[Data about app and page elements]
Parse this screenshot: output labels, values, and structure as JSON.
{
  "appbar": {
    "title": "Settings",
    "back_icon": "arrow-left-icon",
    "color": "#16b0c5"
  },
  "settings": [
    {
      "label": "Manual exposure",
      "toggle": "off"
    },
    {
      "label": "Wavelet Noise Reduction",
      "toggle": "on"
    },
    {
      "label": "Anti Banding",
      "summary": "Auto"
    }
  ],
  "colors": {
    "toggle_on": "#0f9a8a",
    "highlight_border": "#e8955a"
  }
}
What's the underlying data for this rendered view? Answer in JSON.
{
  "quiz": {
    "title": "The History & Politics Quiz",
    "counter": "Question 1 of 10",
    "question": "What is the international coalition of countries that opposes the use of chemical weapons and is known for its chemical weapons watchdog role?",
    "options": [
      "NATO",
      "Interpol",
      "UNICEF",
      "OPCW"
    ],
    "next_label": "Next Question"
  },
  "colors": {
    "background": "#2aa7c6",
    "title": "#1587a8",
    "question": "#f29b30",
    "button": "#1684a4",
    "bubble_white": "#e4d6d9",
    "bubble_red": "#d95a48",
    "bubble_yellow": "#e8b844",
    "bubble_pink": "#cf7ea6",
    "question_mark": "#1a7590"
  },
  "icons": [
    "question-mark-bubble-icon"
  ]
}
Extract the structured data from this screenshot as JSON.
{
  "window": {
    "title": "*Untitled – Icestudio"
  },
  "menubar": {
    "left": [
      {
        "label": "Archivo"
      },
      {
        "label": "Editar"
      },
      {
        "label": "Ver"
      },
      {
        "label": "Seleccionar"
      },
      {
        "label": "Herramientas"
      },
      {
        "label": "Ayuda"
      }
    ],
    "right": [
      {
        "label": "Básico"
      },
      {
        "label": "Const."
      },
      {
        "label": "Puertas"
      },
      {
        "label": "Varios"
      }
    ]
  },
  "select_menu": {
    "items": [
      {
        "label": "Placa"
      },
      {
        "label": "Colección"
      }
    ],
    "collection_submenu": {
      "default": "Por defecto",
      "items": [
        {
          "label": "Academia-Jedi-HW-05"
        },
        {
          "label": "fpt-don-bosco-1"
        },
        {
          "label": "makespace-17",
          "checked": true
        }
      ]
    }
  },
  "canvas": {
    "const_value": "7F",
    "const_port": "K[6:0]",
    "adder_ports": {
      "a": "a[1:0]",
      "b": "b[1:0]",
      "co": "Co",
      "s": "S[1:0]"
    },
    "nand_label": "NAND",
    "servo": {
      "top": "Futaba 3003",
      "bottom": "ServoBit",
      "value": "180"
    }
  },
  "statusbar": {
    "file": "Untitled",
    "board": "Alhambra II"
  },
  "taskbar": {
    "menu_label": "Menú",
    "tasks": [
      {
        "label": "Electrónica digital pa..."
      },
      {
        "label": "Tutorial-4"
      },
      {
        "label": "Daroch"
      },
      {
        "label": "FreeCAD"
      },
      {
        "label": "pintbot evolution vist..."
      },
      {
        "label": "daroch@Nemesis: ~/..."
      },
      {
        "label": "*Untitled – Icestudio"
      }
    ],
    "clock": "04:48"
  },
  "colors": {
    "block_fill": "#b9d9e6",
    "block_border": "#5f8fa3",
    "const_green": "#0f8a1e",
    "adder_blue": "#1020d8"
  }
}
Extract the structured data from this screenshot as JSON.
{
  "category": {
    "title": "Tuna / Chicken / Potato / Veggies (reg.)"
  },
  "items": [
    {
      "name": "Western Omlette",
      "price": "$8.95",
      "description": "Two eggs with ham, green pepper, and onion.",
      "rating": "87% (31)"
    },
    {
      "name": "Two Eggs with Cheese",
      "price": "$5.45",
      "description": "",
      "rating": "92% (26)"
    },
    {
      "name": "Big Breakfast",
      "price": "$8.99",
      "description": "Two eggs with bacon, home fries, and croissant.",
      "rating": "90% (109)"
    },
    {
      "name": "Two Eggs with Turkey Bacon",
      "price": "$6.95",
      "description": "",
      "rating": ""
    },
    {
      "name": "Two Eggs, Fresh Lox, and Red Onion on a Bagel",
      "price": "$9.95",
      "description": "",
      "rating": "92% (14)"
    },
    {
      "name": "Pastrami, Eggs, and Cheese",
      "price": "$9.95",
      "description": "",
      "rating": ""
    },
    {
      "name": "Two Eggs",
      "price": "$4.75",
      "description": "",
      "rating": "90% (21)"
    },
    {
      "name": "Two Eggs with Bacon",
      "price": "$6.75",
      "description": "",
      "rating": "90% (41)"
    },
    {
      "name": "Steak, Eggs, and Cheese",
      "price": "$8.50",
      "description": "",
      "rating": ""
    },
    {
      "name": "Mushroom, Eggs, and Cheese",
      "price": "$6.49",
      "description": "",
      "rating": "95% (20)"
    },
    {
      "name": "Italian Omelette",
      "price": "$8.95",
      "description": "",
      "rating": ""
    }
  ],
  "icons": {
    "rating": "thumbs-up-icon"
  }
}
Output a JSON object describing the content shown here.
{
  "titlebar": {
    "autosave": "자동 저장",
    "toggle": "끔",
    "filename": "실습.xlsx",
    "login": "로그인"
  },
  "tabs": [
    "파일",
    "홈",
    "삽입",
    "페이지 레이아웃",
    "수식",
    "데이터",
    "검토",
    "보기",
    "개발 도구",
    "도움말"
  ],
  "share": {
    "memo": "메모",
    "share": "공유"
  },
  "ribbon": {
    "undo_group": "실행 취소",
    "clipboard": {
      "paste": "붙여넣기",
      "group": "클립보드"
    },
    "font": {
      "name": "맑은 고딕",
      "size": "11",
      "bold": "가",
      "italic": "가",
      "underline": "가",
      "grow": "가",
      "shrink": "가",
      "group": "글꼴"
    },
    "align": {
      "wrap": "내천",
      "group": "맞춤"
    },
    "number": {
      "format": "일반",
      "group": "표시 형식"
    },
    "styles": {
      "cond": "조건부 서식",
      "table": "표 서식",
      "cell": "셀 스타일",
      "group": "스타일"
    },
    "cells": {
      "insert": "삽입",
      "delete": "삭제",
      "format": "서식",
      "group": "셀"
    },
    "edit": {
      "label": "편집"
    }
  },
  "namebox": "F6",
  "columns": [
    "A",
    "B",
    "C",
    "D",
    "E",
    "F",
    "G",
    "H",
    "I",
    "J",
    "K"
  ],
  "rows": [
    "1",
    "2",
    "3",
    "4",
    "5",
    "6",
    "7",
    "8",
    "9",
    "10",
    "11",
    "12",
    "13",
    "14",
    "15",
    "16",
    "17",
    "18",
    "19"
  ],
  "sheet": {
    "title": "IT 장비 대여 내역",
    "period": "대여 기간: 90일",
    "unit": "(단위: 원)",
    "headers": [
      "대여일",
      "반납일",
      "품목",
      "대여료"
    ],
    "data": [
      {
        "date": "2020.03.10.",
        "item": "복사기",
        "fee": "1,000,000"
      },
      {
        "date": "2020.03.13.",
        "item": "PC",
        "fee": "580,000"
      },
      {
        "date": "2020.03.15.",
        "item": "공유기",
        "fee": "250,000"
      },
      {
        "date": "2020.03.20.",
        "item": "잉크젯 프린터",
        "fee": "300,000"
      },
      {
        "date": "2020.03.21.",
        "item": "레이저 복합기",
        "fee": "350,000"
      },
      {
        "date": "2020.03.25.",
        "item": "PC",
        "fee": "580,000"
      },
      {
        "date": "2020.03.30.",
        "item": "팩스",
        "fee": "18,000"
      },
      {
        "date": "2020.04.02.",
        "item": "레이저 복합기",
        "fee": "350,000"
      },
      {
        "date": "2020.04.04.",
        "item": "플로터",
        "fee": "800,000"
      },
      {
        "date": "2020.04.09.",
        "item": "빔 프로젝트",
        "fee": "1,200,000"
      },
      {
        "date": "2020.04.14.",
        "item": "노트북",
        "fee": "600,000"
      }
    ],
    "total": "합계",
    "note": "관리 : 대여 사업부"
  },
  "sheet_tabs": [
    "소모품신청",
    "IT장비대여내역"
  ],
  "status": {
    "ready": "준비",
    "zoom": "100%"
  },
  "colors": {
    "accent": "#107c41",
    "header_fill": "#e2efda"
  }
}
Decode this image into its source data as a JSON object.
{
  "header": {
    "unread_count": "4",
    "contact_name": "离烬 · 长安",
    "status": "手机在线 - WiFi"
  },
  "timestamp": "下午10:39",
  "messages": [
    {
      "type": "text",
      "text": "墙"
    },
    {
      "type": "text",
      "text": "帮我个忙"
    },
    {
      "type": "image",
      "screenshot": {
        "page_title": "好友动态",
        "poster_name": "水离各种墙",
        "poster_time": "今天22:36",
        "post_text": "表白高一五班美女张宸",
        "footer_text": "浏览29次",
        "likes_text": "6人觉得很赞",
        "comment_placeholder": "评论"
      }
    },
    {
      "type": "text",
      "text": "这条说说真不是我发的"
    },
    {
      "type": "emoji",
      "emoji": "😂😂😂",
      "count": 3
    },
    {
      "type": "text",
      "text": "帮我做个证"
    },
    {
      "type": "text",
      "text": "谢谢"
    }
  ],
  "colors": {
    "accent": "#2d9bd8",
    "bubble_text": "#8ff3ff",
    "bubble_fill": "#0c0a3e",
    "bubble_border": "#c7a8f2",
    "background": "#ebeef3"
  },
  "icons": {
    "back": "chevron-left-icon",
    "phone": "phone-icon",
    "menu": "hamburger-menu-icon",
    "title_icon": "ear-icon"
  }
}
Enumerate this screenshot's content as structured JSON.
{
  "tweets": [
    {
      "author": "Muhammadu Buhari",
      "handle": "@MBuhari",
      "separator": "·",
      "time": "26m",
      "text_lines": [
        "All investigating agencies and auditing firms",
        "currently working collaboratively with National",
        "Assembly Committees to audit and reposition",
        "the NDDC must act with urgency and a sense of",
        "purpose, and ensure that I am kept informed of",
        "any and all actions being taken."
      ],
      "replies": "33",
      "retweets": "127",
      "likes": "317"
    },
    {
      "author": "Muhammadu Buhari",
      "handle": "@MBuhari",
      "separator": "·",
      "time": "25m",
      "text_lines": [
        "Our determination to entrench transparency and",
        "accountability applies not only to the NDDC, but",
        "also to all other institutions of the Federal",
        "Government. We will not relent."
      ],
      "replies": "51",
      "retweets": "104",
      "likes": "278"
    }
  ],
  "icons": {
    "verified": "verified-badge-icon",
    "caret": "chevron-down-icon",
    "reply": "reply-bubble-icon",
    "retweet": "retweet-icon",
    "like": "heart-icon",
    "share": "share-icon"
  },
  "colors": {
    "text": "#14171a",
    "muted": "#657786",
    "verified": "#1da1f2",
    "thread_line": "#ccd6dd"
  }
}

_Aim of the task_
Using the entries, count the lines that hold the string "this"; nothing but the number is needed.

_Finished task_
6